- _Required action_
The word "description": in how many lines of the records does it appear? Reply with the number alone.

- _Recorded information_

_ _ _ _

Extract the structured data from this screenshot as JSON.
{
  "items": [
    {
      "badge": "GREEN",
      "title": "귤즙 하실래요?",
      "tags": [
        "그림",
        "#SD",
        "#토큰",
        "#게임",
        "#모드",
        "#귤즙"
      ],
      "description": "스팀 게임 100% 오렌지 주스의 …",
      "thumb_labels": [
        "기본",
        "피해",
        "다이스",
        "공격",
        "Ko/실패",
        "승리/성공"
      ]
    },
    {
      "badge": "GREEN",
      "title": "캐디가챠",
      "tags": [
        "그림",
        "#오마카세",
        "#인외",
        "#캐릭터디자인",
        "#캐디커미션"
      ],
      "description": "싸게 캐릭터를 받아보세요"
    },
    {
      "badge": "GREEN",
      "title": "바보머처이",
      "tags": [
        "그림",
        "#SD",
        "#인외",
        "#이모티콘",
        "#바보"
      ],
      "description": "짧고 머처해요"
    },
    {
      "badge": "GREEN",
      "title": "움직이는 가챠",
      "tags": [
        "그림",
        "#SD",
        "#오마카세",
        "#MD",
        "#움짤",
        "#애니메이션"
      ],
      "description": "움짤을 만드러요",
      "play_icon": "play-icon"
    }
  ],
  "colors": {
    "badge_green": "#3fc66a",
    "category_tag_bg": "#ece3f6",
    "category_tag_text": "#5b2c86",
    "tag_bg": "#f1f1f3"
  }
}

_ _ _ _

- _Task output_
4